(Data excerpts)
>>

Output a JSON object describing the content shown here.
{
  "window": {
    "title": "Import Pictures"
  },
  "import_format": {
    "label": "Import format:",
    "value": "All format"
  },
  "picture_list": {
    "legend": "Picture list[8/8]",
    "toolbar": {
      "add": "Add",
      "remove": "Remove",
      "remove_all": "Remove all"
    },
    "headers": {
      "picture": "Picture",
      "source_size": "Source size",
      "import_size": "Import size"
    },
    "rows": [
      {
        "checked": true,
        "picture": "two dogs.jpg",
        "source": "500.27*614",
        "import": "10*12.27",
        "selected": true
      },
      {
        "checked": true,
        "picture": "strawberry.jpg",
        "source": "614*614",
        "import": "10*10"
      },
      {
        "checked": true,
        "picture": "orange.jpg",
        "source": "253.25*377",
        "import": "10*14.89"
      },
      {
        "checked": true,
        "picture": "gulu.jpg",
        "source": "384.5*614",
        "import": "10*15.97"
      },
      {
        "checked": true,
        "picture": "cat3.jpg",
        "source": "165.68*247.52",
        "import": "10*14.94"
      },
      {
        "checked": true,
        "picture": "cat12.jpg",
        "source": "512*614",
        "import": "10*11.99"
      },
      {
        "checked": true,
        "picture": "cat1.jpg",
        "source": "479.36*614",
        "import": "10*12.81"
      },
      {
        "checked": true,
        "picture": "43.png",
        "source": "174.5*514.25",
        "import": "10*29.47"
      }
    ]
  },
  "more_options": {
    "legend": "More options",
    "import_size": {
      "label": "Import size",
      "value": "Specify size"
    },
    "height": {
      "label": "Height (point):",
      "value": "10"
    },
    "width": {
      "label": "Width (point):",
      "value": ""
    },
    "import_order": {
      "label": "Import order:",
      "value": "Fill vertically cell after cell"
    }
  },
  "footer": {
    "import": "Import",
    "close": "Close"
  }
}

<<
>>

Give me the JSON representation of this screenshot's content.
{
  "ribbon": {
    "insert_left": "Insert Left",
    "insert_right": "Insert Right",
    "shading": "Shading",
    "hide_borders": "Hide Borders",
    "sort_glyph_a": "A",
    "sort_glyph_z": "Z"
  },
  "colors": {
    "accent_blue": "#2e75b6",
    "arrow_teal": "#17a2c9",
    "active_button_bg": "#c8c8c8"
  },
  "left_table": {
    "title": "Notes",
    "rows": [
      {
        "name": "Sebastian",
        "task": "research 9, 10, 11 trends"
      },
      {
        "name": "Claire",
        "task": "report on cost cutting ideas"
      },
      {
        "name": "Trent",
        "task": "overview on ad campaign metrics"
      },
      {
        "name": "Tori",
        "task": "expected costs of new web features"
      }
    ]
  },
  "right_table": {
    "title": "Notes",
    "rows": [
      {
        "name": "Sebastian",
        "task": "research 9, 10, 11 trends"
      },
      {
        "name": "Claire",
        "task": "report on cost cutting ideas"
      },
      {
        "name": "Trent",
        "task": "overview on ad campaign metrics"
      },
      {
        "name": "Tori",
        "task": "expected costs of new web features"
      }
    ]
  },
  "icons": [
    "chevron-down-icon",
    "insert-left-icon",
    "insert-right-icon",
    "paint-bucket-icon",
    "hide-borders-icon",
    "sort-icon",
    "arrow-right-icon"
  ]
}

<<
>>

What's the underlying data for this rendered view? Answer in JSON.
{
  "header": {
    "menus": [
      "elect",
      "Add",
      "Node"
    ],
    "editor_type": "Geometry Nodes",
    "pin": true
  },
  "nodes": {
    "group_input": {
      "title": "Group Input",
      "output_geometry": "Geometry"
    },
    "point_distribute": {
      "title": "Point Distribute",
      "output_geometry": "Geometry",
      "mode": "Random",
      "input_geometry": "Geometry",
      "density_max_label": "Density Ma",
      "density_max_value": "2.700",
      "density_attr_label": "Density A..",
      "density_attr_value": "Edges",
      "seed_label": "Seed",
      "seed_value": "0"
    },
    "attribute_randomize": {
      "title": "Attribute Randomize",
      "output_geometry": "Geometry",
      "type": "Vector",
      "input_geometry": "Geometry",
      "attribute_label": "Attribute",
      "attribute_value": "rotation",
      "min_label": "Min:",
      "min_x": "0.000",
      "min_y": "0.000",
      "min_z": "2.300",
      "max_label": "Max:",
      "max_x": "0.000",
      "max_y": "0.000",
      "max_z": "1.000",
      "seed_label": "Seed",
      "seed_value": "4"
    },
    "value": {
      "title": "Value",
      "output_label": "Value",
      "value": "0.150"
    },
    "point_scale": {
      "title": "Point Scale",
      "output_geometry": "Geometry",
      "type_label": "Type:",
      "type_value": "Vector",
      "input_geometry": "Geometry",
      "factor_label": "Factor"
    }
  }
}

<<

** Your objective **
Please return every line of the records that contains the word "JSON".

** Response area **
Output a JSON object describing the content shown here.
Give me the JSON representation of this screenshot's content.
What's the underlying data for this rendered view? Answer in JSON.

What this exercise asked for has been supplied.